      • Displaying user location on the map
      • Displaying annotations and overlays on the map that zoom and scale with the map
      • Centering the map on the user’s location
    • Geocoding(getting latitude/longitude coordinates from an address) and reverse geocoding(getting an address from latitude/longitude coordinates) is also built-in and quite easy to use
  • How iPhone determines its location:
    • Four types of signals
      • iPhone can use 4 different types of signals to determine its location
        • Cellular
        • Wifi
        • GPS
        • Bluetooth (from iBeacons)
      • The phone’s location is determined by combining one or more of these signals(Which signals are used depends on availability and the requested accuracy)
      • All of this happens behind the scenes — any app can access the location of the phone, but the app does not know how it was calculated
    • Cellular
      • The location of cell towers is known to a high degree of accuracy. Based on the signal strength from various towers, the phone can estimate how far it is from each of them and calculate the phone’s location
      • This is always available when the phone has cell coverage, but is not very accurate since the towers can be far away and distance based on signal strength is not very accurate
    • Wifi
      • The phone uses the same process to determine location using wifi signals as it does for cellular signals, with distance estimated to the wifi hotspots based on signal strength
      • The locations of wifi hotspots have been crowdsourced for this purpose
      • Using wifi is more accurate than cell towers, but the user needs to have wifi turned on
    • iBeacons
      • When the phone detects a Bluetooth Low Energy signal from an iBeacon, in addition to knowing that an iBeacon is nearby, the phone can use the relative signal strength from multiple iBeacons to determine its location using the same technique that it uses for cellular and wifi signals
      • iBeacon signals only travel about 50 feet, so this location would be fairly accurate
      • This is particularly useful indoors, where GPS reception is poor
    • GPS
      • GPS is the most accurate of the 4 signals, but it is slow to get started
      • The phone needs to “lock on” 3-4 satellites within its line of sight before it can use GPS to determine location
        • This can take anywhere from 15 seconds to several minutes, depending on the phone’s view of the sky
        • 3 satellites can provide location; a fourth provides elevation
        • The phone uses its location calculated from other sources(e.g. cellular and wifi) to determine which satellites are within its line of sight at the current time, speeding up this process(this is called Assisted GPS, or A-GPS)
      • Before the phone has a GPS lock, location is less accurate
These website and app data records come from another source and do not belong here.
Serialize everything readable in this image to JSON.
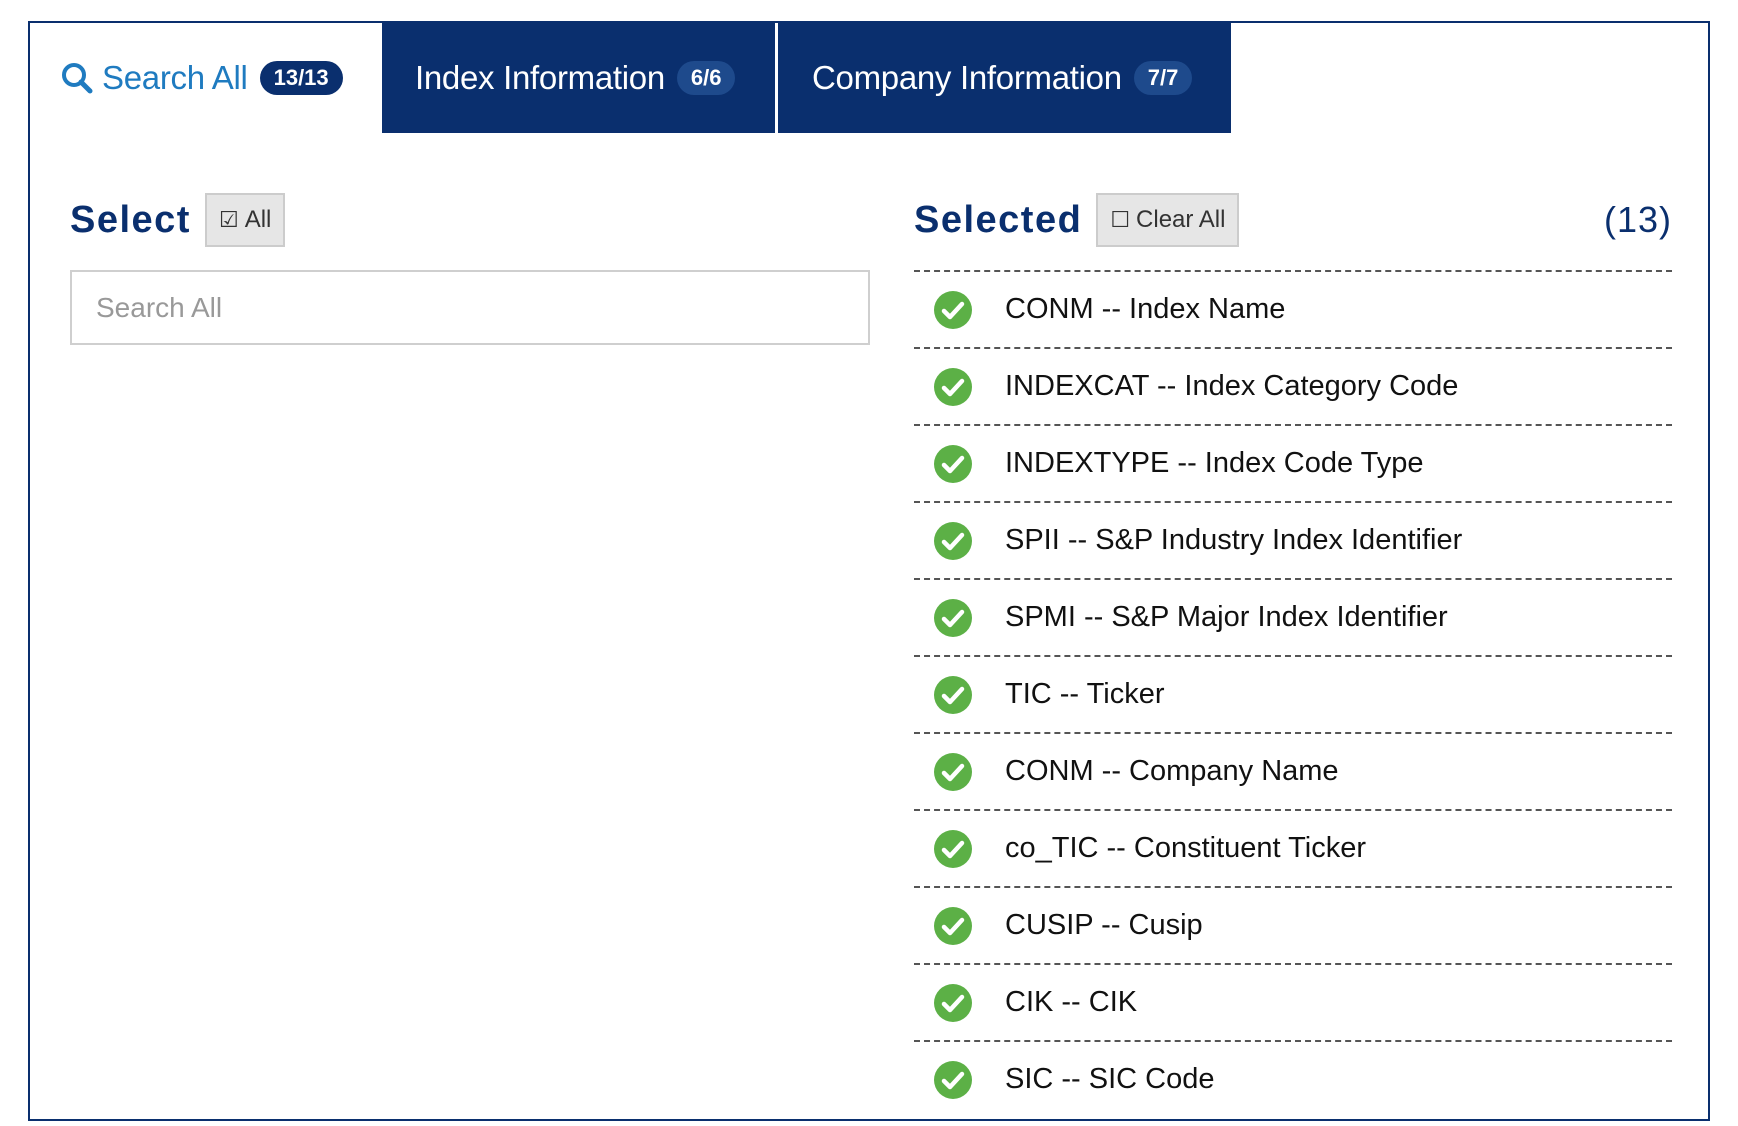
{
  "tabs": [
    {
      "label": "Search All",
      "badge": "13/13"
    },
    {
      "label": "Index Information",
      "badge": "6/6"
    },
    {
      "label": "Company Information",
      "badge": "7/7"
    }
  ],
  "left_panel": {
    "title": "Select",
    "all_button": "All",
    "search_placeholder": "Search All"
  },
  "right_panel": {
    "title": "Selected",
    "clear_button": "Clear All",
    "count": "(13)",
    "items": [
      "CONM -- Index Name",
      "INDEXCAT -- Index Category Code",
      "INDEXTYPE -- Index Code Type",
      "SPII -- S&P Industry Index Identifier",
      "SPMI -- S&P Major Index Identifier",
      "TIC -- Ticker",
      "CONM -- Company Name",
      "co_TIC -- Constituent Ticker",
      "CUSIP -- Cusip",
      "CIK -- CIK",
      "SIC -- SIC Code"
    ]
  },
  "colors": {
    "navy": "#0a2f6e",
    "link_blue": "#1f7bc0",
    "check_green": "#5cb046"
  }
}
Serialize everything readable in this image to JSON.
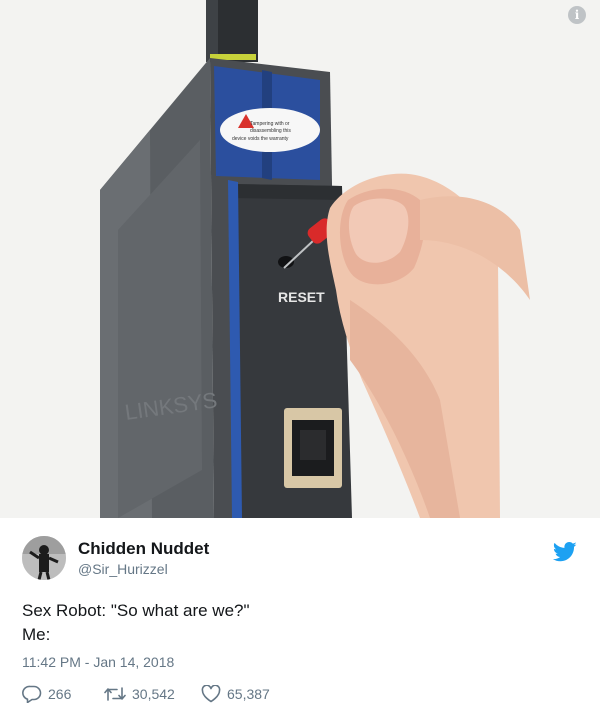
{
  "photo": {
    "label_text": "RESET",
    "warning_text": [
      "Tampering with or",
      "disassembling this",
      "device voids the warranty"
    ],
    "brand_text": "LINKSYS"
  },
  "tweet": {
    "display_name": "Chidden Nuddet",
    "handle": "@Sir_Hurizzel",
    "text_lines": [
      "Sex Robot: \"So what are we?\"",
      "Me:"
    ],
    "timestamp": "11:42 PM - Jan 14, 2018",
    "actions": {
      "replies": "266",
      "retweets": "30,542",
      "likes": "65,387"
    }
  },
  "colors": {
    "twitter_blue": "#1da1f2",
    "secondary_text": "#657786",
    "primary_text": "#14171a"
  },
  "icons": [
    "info-icon",
    "twitter-bird-icon",
    "reply-icon",
    "retweet-icon",
    "heart-icon"
  ]
}
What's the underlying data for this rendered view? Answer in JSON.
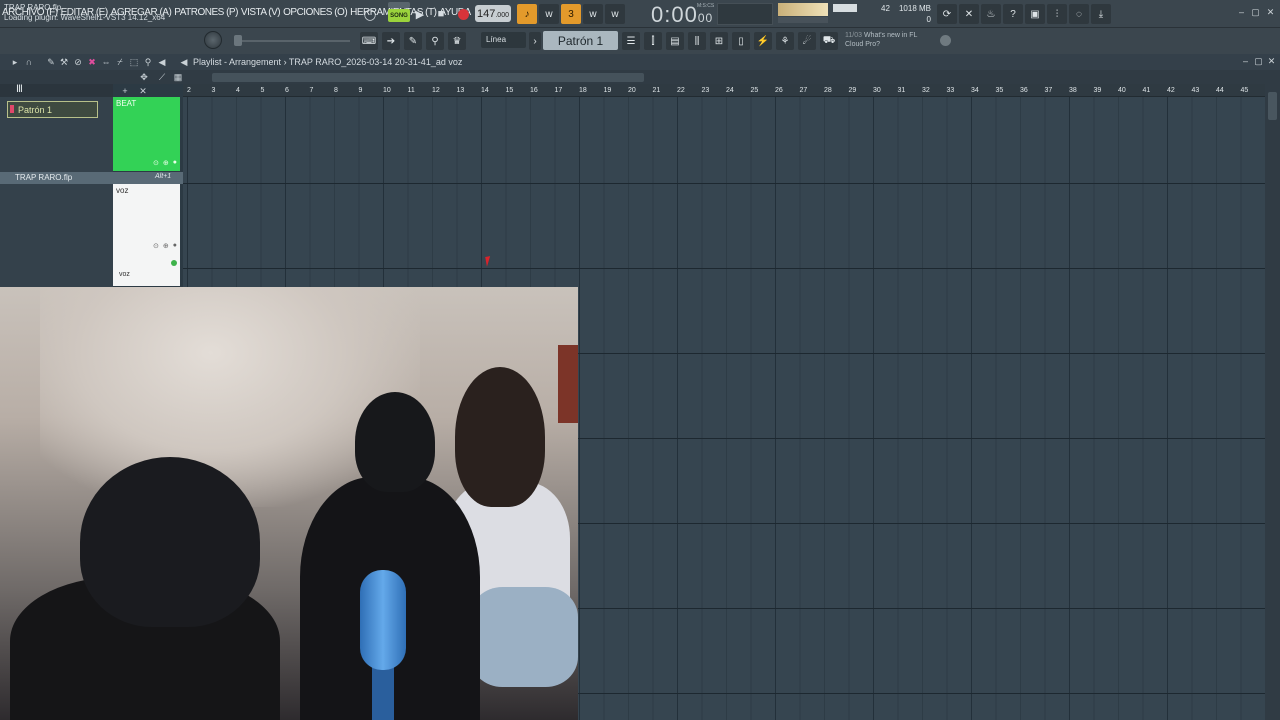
{
  "menu": [
    "ARCHIVO (F)",
    "EDITAR (E)",
    "AGREGAR (A)",
    "PATRONES (P)",
    "VISTA (V)",
    "OPCIONES (O)",
    "HERRAMIENTAS (T)",
    "AYUDA"
  ],
  "transport": {
    "song_label": "SONG",
    "tempo": "147",
    "tempo_decimal": ".000",
    "time_main": "0:00",
    "time_sub": "00",
    "time_label": "M:S:CS"
  },
  "monitor": {
    "cpu_value": "42",
    "memory": "1018 MB",
    "polyphony": "0"
  },
  "status": {
    "project_file": "TRAP RARO.flp",
    "hint_text": "Loading plugin: WaveShell1-VST3 14.12_x64"
  },
  "toolbar": {
    "snap_mode": "Línea",
    "pattern_selector": "Patrón 1"
  },
  "news": {
    "date": "11/03",
    "headline": "What's new in FL",
    "subline": "Cloud Pro?"
  },
  "playlist": {
    "title": "Playlist - Arrangement",
    "breadcrumb_sep": "›",
    "project_name": "TRAP RARO_2026-03-14 20-31-41_ad voz",
    "ruler_bars": [
      "2",
      "3",
      "4",
      "5",
      "6",
      "7",
      "8",
      "9",
      "10",
      "11",
      "12",
      "13",
      "14",
      "15",
      "16",
      "17",
      "18",
      "19",
      "20",
      "21",
      "22",
      "23",
      "24",
      "25",
      "26",
      "27",
      "28",
      "29",
      "30",
      "31",
      "32",
      "33",
      "34",
      "35",
      "36",
      "37",
      "38",
      "39",
      "40",
      "41",
      "42",
      "43",
      "44",
      "45"
    ]
  },
  "picker": {
    "pattern_item": "Patrón 1",
    "flp_file": "TRAP RARO.flp",
    "flp_shortcut": "Alt+1"
  },
  "tracks": [
    {
      "name": "BEAT",
      "color": "#33d256"
    },
    {
      "name": "voz",
      "color": "#f4f5f5"
    }
  ],
  "clip_label": "voz"
}
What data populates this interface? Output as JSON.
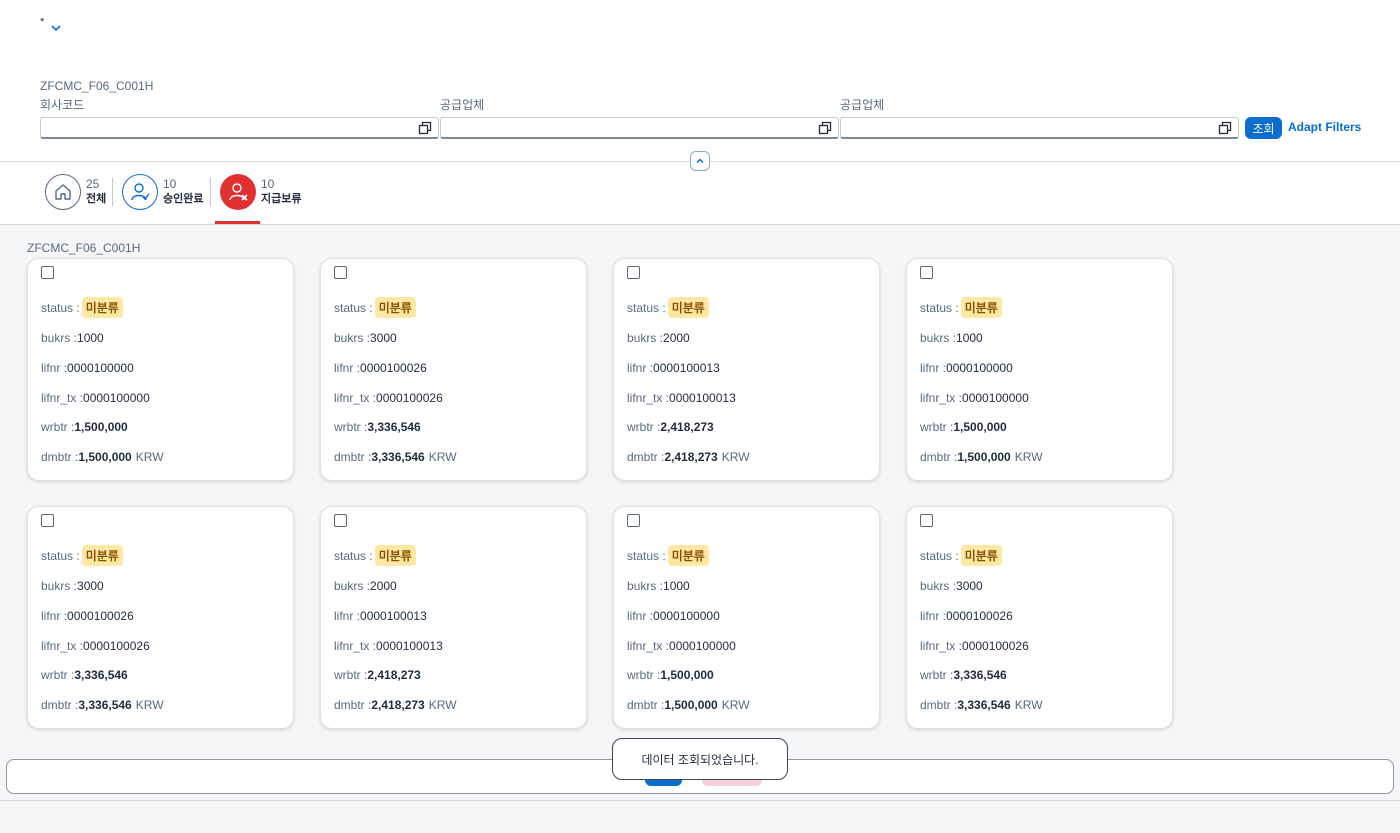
{
  "header": {
    "variant_name": "*",
    "filter_title": "ZFCMC_F06_C001H",
    "fields": [
      {
        "label": "회사코드",
        "value": ""
      },
      {
        "label": "공급업체",
        "value": ""
      },
      {
        "label": "공급업체",
        "value": ""
      }
    ],
    "go_label": "조회",
    "adapt_filters_label": "Adapt Filters"
  },
  "tabs": [
    {
      "count": "25",
      "label": "전체",
      "icon": "home-icon"
    },
    {
      "count": "10",
      "label": "승인완료",
      "icon": "user-check-icon"
    },
    {
      "count": "10",
      "label": "지급보류",
      "icon": "user-reject-icon",
      "selected": true
    }
  ],
  "content": {
    "title": "ZFCMC_F06_C001H",
    "field_labels": {
      "status": "status :",
      "bukrs": "bukrs :",
      "lifnr": "lifnr :",
      "lifnr_tx": "lifnr_tx :",
      "wrbtr": "wrbtr :",
      "dmbtr": "dmbtr :"
    },
    "cards": [
      {
        "status": "미분류",
        "bukrs": "1000",
        "lifnr": "0000100000",
        "lifnr_tx": "0000100000",
        "wrbtr": "1,500,000",
        "dmbtr": "1,500,000",
        "currency": "KRW"
      },
      {
        "status": "미분류",
        "bukrs": "3000",
        "lifnr": "0000100026",
        "lifnr_tx": "0000100026",
        "wrbtr": "3,336,546",
        "dmbtr": "3,336,546",
        "currency": "KRW"
      },
      {
        "status": "미분류",
        "bukrs": "2000",
        "lifnr": "0000100013",
        "lifnr_tx": "0000100013",
        "wrbtr": "2,418,273",
        "dmbtr": "2,418,273",
        "currency": "KRW"
      },
      {
        "status": "미분류",
        "bukrs": "1000",
        "lifnr": "0000100000",
        "lifnr_tx": "0000100000",
        "wrbtr": "1,500,000",
        "dmbtr": "1,500,000",
        "currency": "KRW"
      },
      {
        "status": "미분류",
        "bukrs": "3000",
        "lifnr": "0000100026",
        "lifnr_tx": "0000100026",
        "wrbtr": "3,336,546",
        "dmbtr": "3,336,546",
        "currency": "KRW"
      },
      {
        "status": "미분류",
        "bukrs": "2000",
        "lifnr": "0000100013",
        "lifnr_tx": "0000100013",
        "wrbtr": "2,418,273",
        "dmbtr": "2,418,273",
        "currency": "KRW"
      },
      {
        "status": "미분류",
        "bukrs": "1000",
        "lifnr": "0000100000",
        "lifnr_tx": "0000100000",
        "wrbtr": "1,500,000",
        "dmbtr": "1,500,000",
        "currency": "KRW"
      },
      {
        "status": "미분류",
        "bukrs": "3000",
        "lifnr": "0000100026",
        "lifnr_tx": "0000100026",
        "wrbtr": "3,336,546",
        "dmbtr": "3,336,546",
        "currency": "KRW"
      }
    ]
  },
  "toast": {
    "message": "데이터 조회되었습니다."
  },
  "colors": {
    "accent": "#0a6ed1",
    "reject": "#e0302f",
    "badge_bg": "#ffe8a3",
    "badge_text": "#8a4f00"
  }
}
In iOS8 is there any way to turn off all radios EXCEPT GPS?

(Latest answer on Aug 13, 2016. https://discussions.apple.com/thread/6543352?start=15&tstart=0)
iOS 9 has enabled GPS in Airplane mode. Tried and tested, works as it should.
iOS 8 walk-around would be setting sim-card pin, restarting the phone, not entering pin#, sim would be deactivated, however the phone would still look for emergency bands.
iOS 7 had a bug that would activate GPS when compass app was launched while the phone was in Airplane mode.

Since iOS 8.2, you can still use the GPS even in flight mode.(http://apple.stackexchange.com/questions/98649/does-airplane-mode-disable-gps?rq=1)
GPS continues to work in airplane mode. Tested on iPhone 5s and SE with iOS 8, 9 and now 10. It may take longer (up to several minutes)to get the first fix but has full performance afterwards. It even works in an airplane when the iPhone is close to a window.